|Estimated Primary Completion Date :||December 2019|
|Estimated Study Completion Date :||December 2022|
Experimental: PVX-410 and Durvalumab
Each patient will receive 6 PVX-410 vaccine injections and 2 infusions of Durvalumab.
This is a Vaccine that will be injected intramuscularly as a mixture with an adjuvant.
This is an intravenous infusion of a monoclonal antibody.
Other Name: MEDI4736
This is an intramuscular injection of an adjuvant to enhance the immune response to vaccine.
Other Name: poly-ICLC
- Dose Limiting Toxicity Rate of PVX-410 in Combination With Durvalumab [ Time Frame: 4 Weeks ]To assess the safety of the vaccine and PDL1 inhibitor.
- Immune Response Rate of cluster designation 8 (CD8)+ Cytotoxic T Lymphocytes (CTLs) to Vaccine-Specific Peptides [ Time Frame: 14 weeks from first dose ]To assess the response of the immune system after treatment with the vaccine and PDL1 inhibitor.
To learn more about this study, you or your doctor may contact the study research staff using the contact information provided by the sponsor.
Please refer to this study by its ClinicalTrials.gov identifier (NCT number): NCT02826434
|Contact: Steven Isakoff, MD, PhD||617-726-6500||SISAKOFF@mgh.harvard.edu|
|Contact: Rachel M Deeringfirstname.lastname@example.org|
|United States, Florida|
|Lee Moffitt Cancer Center and Research Institute||Recruiting|
|Tampa, Florida, United States, 33607|
|Contact: Hatem Soliman, MD 813-745-8410 Hatem.email@example.com|
|Principal Investigator: Hatem Soliman, MD|
|United States, Massachusetts|
|Massachusetts general Hospital||Recruiting|
|Boston, Massachusetts, United States, 02114|
|Contact: Steven Isakoff, MD, PhD 617-726-6500 SISAKOFF@mgh.harvard.edu|
|Principal Investigator: Steven Isakoff, MD, PhD|
|Beth Israel Deaconess Medical Center||Recruiting|
|Boston, Massachusetts, United States, 02115|
|Contact: Nadine Tung, MD 617-667-1962 firstname.lastname@example.org|
|Principal Investigator: Nadine Tung, MD|
|Dana Farber Cancer Institute||Recruiting|
|Boston, Massachusetts, United States, 02115|
|Contact: Sara Tolaney, MD 617-632-2335 email@example.com|

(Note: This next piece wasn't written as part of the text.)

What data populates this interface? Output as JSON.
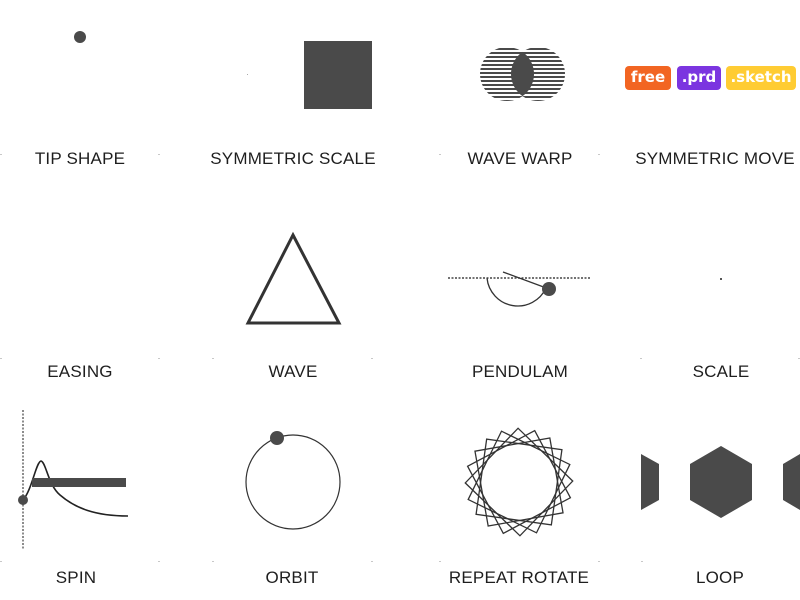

|Principal Investigator: Sara Tolaney, MD|
|United States, New York|
|New York University School of Medicine||Recruiting|
|New York, New York, United States, 10016|
|Contact: Sylvia Adams, MD 212-731-5795 Sylvia.firstname.lastname@example.org|
|Principal Investigator: Sylvia Adams|
|Principal Investigator:||Steven Isakoff, MD, PhD||Massachusetts General Hospital|